Yeah, it’s a real stumper how to figure out whether Trump embarrassing Republicans with his antics and possibly reneging some of his conservative campaign promises might be worse for the country than Hillary working every day to kill babies, endanger American lives, systematically dismantle the rule of law, erase even more personal, economic, and religious freedoms, disenfranchise future conservative generations through judicial and bureaucratic appointments, ramp up IRS discrimination against conservatives, and amnesty enough future Democrat voters to prevent conservatives from ever again restoring the Constitution, limited government, the right to life, free-market economics, etc.
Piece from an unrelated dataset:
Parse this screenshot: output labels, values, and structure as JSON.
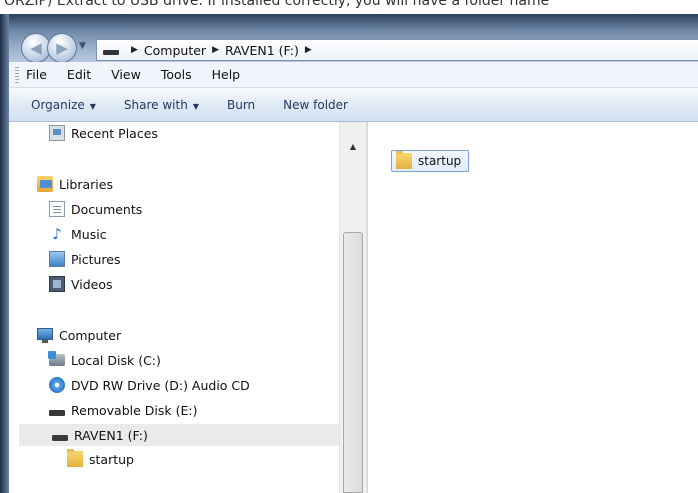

I fall back to the safe harbor of saying what I believe about both of them and the issues at play, for the simple reason that this seems like the right thing to do and because I want to be consistent about what I believe in — no matter who is president.

How are “saying what I believe about both of them and the issues at play” and “being consistent about what I believe in” incompatible with coming to a conclusion about which vote is the right one to cast?

New at American Clarion: Disappointment in Paul Ryan Provides Clue to America’s Current Mess

Wilfred McClay of the University of Oklahoma best summarized the root cause of conservatives’ unpleasant choice for president this fall: “when a political culture forbids respectable politicians from raising essential topics, the electorate will soon turn to ‘unrespectable’ ones” like Donald Trump.

Unfortunately, the punditry remains slow to recognize this, and nothing symbolizes its cognitive dissonance more than the reactions to House Speaker Paul Ryan supporting Trump despite Trump’s attacks on Judge Gonzalo Curiel. The past few weeks have been filled with fears and lamentations over the threat to Ryan’s standing as, Wisconsin radio host Charlie Sykes puts it, “the intellectual leader of the conservative movement in the GOP.”

National Review’s Jonah Goldberg sums up the sentiment in writing that it’s “more difficult for me to write than it should be” that Ryan’s “a disappointment”:

[P]hilosophically and temperamentally, I’ve long felt that Ryan is my kind of politician, and that judgment didn’t change after getting to know him (which is rare, given how most politicians are all too human). His vision for government’s role and the kind of party the GOP should be has always resonated with me, even if I didn’t agree with him on every policy or vote.

It should tell you all you need to know about the sorry state of the Right that disappointment in Ryan took this long for so many.

Read the rest at American Clarion.